- _EXERCISE PROMPT_:
Of all the lines in the records below, copy only those that contain the string "this".

- _Entries from a dataset of interfaces_:
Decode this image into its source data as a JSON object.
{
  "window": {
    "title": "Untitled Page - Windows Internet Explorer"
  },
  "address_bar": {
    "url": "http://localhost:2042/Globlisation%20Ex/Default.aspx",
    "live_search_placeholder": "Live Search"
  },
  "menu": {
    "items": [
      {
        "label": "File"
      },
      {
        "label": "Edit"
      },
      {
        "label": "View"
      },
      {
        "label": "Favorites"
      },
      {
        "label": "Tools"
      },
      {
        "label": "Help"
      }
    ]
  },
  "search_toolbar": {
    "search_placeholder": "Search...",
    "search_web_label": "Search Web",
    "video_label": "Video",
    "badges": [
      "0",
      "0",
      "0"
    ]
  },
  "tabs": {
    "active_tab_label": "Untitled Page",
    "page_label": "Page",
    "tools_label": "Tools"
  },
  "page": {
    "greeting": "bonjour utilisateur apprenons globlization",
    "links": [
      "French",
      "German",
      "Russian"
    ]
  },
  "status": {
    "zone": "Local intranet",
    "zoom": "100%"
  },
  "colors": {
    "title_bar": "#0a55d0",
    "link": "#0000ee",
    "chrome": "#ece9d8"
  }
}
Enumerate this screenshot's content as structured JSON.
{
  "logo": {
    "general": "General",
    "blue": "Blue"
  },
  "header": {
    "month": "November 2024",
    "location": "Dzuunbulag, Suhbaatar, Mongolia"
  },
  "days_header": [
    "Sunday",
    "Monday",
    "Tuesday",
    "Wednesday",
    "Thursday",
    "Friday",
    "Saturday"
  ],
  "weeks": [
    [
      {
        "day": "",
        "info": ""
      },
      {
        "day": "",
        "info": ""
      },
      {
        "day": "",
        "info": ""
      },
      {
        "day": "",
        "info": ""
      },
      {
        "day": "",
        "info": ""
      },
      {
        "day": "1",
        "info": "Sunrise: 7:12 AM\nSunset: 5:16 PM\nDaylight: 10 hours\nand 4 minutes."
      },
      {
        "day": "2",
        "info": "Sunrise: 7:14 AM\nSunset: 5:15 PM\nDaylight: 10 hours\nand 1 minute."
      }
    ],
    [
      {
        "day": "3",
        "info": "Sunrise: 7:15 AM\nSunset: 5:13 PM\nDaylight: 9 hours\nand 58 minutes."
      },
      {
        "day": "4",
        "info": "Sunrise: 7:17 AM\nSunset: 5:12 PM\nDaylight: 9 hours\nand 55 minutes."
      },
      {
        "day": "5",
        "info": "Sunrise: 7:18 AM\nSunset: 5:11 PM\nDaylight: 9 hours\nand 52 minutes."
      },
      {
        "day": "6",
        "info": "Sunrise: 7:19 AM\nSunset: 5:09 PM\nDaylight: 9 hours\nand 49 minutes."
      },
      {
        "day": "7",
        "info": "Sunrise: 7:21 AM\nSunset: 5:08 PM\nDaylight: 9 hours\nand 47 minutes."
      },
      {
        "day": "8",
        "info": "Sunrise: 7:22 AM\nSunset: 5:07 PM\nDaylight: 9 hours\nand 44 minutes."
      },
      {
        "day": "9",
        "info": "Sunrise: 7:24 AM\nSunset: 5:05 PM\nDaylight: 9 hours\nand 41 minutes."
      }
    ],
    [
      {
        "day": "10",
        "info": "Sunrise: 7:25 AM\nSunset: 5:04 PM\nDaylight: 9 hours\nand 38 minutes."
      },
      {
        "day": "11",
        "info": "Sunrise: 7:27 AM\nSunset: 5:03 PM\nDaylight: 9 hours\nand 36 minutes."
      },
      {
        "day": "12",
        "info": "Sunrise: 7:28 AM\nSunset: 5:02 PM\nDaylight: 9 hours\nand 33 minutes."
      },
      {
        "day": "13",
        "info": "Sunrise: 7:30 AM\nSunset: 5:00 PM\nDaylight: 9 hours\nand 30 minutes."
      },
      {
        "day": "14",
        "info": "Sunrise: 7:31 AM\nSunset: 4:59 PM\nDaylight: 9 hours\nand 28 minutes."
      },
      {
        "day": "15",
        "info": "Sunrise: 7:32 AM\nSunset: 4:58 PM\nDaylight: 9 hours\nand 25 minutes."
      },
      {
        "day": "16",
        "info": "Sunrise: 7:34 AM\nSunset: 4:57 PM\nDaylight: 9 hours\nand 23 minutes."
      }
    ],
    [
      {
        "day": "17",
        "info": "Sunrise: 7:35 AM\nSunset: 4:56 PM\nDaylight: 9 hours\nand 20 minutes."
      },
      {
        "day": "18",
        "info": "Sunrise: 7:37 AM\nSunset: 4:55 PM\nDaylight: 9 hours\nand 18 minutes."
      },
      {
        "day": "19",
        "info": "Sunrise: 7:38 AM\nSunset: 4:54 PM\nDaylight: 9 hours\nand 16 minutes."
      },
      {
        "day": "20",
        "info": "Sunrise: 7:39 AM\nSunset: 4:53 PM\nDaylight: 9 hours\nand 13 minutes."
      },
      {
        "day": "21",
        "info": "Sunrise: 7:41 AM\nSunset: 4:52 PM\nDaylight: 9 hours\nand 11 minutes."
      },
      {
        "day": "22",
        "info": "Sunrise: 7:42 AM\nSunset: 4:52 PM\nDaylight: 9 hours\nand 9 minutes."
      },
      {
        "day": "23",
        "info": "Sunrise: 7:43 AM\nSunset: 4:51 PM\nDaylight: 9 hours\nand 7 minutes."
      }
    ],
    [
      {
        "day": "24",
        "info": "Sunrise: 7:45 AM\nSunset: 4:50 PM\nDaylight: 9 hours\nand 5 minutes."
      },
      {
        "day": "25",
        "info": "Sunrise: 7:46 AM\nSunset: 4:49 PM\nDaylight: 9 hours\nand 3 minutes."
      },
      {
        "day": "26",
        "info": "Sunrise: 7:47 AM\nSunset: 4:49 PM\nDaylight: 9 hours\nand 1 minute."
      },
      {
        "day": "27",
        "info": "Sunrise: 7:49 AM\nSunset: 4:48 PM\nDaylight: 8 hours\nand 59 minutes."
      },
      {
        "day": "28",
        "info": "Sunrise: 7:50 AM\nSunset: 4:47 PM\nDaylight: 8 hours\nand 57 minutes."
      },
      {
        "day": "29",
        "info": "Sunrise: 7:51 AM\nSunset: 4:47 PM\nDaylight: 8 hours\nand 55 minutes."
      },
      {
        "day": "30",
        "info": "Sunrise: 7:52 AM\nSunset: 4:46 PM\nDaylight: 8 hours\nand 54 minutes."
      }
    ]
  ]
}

- _TASK ANSWER_:
Decode this image into its source data as a JSON object.
Enumerate this screenshot's content as structured JSON.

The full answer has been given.